In a country where fewer than two dozen African forest elephants are thought to remain, any new sighting of these critically endangered animals is cause for celebration. So, when a previously undocumented family of eight – including three calves – showed up among camera trap footage collected from Guinea’s Ziama Massif, there was genuine excitement that a species on the very brink of local extinction might be showing the first, tentative signs of recovery.
The eight-strong herd, captured on camera by Fauna & Flora International (FFI) camera traps in the Ziama Forest, has never been seen before by our local team. The photos strongly suggest that the efforts of FFI and our local partner Centre Forestier N’Zérékoré to protect the forest habitat of this super-rare species are helping to ensure its survival in Guinea.
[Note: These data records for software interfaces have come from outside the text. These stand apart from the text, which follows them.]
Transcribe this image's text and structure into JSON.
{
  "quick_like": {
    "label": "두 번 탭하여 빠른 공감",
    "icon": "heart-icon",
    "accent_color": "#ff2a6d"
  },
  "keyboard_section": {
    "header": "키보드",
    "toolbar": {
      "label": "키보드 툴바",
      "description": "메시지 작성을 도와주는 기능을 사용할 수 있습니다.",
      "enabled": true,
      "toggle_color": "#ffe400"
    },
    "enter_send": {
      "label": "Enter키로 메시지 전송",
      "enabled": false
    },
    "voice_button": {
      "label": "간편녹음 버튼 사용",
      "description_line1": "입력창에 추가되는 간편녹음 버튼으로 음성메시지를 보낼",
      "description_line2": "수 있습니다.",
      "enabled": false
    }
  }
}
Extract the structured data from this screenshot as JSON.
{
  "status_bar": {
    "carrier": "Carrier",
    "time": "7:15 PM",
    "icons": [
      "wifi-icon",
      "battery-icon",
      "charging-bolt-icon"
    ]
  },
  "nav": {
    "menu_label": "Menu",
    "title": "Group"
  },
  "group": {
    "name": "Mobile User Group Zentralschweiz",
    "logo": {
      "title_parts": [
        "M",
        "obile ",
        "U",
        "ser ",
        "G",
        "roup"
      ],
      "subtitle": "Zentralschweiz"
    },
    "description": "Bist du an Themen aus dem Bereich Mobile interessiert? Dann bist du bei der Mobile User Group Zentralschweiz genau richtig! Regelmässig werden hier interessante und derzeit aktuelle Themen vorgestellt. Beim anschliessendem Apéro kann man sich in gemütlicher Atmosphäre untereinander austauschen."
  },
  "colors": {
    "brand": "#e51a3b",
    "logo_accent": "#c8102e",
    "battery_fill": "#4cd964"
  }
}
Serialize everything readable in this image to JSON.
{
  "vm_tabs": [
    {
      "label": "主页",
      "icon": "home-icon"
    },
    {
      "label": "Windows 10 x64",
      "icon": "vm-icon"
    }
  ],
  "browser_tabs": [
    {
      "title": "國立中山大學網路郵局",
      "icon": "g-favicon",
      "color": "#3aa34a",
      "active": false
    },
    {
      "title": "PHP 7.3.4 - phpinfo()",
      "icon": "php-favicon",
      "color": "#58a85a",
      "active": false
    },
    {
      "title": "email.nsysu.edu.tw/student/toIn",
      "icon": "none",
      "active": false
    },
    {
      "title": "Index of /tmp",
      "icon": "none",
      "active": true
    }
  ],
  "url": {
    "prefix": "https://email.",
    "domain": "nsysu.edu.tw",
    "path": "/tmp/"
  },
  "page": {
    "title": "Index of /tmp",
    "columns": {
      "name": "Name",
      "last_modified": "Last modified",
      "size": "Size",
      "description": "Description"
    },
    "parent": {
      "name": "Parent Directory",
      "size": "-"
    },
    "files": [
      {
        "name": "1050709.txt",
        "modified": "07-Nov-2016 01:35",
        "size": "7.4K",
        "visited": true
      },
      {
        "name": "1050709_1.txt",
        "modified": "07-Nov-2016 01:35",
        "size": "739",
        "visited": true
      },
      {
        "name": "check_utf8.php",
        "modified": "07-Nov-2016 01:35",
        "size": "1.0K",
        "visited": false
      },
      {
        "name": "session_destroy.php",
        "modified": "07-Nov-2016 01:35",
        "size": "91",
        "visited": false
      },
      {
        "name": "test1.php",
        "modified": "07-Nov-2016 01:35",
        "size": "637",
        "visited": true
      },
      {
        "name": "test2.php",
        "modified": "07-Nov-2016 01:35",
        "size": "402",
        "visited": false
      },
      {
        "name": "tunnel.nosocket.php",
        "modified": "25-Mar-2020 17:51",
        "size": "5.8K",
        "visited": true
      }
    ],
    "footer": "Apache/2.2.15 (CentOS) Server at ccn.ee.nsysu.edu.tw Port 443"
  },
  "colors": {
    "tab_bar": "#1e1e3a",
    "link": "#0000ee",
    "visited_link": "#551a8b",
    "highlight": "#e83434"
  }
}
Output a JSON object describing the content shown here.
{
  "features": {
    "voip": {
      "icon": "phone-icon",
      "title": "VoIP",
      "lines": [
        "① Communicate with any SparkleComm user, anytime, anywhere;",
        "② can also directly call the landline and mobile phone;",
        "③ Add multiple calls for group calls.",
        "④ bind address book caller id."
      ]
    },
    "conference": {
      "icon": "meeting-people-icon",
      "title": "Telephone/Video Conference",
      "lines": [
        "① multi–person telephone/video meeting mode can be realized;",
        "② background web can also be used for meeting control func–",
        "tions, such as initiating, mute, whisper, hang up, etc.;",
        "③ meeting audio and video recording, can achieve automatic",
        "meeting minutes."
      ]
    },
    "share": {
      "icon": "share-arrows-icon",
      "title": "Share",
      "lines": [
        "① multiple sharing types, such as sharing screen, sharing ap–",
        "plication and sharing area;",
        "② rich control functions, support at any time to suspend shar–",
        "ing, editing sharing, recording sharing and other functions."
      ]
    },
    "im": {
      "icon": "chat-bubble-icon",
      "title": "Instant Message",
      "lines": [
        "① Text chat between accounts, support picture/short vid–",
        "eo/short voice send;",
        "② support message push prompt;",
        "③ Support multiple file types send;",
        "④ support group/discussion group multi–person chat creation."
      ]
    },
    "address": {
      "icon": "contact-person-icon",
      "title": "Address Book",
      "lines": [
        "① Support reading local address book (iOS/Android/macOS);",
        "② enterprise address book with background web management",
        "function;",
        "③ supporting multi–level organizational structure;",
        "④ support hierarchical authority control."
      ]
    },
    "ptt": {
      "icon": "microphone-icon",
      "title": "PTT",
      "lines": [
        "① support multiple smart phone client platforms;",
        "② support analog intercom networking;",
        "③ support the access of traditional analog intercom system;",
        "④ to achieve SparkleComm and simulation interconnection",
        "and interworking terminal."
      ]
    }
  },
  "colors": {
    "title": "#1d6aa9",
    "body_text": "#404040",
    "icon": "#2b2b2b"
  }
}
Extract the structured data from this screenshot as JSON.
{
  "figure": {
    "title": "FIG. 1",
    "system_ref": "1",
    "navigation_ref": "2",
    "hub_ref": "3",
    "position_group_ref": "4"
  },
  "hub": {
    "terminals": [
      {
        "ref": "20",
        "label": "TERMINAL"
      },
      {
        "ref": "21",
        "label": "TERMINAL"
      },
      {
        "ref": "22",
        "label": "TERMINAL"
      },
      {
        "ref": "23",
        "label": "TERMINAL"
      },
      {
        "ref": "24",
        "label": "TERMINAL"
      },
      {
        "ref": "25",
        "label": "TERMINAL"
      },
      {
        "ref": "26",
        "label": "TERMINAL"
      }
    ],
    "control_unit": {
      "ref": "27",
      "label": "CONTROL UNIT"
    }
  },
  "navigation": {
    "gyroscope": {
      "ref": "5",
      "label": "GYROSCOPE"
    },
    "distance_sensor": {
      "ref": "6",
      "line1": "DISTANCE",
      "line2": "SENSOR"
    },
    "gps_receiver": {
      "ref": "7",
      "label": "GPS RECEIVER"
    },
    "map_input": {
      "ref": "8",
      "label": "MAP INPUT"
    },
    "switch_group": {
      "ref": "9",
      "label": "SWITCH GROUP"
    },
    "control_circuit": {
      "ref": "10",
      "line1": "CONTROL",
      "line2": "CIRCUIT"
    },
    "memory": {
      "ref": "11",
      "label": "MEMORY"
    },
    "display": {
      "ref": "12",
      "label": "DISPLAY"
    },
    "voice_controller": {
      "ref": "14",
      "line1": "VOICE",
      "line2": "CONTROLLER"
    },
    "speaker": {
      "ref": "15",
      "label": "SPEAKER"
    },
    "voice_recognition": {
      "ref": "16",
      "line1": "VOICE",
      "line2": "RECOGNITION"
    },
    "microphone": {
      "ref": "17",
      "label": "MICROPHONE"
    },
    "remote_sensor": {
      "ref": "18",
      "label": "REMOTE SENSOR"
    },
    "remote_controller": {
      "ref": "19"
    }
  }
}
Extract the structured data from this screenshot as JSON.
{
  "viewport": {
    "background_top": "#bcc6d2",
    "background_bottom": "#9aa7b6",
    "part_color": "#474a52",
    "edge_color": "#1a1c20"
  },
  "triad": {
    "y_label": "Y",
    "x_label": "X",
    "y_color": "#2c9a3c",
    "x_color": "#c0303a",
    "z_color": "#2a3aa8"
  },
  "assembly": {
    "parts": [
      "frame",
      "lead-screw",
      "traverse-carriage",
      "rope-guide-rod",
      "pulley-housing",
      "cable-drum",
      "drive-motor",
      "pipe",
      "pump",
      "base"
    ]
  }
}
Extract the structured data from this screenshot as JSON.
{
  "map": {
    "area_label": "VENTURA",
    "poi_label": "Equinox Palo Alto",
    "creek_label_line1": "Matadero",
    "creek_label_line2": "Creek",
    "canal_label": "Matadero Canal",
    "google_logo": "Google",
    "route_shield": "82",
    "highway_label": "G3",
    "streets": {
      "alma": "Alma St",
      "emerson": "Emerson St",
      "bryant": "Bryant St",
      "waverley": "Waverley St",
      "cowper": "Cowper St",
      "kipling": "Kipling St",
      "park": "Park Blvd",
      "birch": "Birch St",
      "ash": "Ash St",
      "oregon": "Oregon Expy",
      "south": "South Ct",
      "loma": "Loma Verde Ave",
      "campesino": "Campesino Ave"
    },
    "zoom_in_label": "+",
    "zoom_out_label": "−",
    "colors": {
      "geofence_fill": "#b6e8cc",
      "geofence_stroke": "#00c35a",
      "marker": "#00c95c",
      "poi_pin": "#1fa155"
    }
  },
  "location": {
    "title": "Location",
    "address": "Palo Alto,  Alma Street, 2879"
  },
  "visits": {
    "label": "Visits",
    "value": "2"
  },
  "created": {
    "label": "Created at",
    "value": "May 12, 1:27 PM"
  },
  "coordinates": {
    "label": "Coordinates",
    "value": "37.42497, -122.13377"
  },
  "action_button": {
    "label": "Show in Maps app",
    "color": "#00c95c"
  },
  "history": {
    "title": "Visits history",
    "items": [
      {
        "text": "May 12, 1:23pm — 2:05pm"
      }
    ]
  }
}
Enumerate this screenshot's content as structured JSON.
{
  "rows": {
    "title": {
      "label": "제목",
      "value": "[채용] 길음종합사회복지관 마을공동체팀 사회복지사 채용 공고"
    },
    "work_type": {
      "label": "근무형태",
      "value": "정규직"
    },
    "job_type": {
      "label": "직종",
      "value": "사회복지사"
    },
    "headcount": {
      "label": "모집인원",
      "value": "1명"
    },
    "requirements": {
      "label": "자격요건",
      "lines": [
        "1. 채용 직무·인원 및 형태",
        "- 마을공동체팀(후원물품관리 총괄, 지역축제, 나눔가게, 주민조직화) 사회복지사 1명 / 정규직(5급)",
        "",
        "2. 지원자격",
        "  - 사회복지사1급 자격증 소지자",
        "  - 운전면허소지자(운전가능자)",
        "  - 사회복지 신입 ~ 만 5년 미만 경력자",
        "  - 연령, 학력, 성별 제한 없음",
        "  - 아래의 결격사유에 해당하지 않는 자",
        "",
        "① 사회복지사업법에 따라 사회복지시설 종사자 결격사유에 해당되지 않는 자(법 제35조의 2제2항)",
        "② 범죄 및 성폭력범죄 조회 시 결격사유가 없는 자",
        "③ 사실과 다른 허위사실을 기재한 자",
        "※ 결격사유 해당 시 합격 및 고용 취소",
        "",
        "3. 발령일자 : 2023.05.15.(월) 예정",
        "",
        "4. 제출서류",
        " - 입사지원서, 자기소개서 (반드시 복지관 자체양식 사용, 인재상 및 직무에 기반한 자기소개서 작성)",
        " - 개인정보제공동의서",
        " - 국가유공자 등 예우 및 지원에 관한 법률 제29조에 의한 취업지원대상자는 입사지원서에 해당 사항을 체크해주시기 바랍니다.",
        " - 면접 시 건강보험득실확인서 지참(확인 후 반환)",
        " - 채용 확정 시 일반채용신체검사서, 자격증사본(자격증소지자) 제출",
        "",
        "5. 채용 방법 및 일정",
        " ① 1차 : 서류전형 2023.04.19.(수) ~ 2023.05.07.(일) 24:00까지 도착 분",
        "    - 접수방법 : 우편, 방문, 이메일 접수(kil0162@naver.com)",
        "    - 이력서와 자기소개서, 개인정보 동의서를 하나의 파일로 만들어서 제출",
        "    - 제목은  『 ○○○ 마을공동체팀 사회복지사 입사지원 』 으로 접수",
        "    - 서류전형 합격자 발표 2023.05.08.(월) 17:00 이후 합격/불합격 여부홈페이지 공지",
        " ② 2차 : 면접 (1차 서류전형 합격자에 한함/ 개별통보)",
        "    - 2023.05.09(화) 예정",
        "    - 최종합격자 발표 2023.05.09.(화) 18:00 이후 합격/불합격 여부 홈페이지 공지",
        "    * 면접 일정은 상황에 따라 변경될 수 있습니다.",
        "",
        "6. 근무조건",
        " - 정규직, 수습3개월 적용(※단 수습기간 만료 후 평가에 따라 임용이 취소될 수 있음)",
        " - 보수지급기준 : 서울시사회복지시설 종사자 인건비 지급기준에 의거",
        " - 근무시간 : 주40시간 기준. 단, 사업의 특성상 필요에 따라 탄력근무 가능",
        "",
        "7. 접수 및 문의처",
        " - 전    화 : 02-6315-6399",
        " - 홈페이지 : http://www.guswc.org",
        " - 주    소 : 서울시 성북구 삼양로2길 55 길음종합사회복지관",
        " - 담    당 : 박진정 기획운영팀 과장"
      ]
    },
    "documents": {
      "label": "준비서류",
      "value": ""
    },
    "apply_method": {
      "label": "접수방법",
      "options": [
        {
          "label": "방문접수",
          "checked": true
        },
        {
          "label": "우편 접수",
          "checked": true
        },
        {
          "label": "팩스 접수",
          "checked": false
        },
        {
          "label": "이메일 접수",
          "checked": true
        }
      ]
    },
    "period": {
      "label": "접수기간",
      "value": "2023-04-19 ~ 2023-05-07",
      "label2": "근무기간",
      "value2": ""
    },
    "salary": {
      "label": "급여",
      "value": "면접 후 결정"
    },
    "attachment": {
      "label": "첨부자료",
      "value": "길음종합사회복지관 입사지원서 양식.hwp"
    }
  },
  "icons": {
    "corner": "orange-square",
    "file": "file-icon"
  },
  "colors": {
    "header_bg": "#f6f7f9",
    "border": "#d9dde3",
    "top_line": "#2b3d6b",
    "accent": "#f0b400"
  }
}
African forest elephants are smaller and, despite their vast bulk, far less conspicuous than the more familiar savannah elephants that we are accustomed to seeing on our TV screens. As their name suggests, they tend to inhabit densely forested areas, making them much harder to monitor. Forest elephants were recognised as a separate species only as recently as March this year. They were immediately accorded Critically Endangered status on the IUCN Red List, the highest category of threat for a species that still occurs in the wild.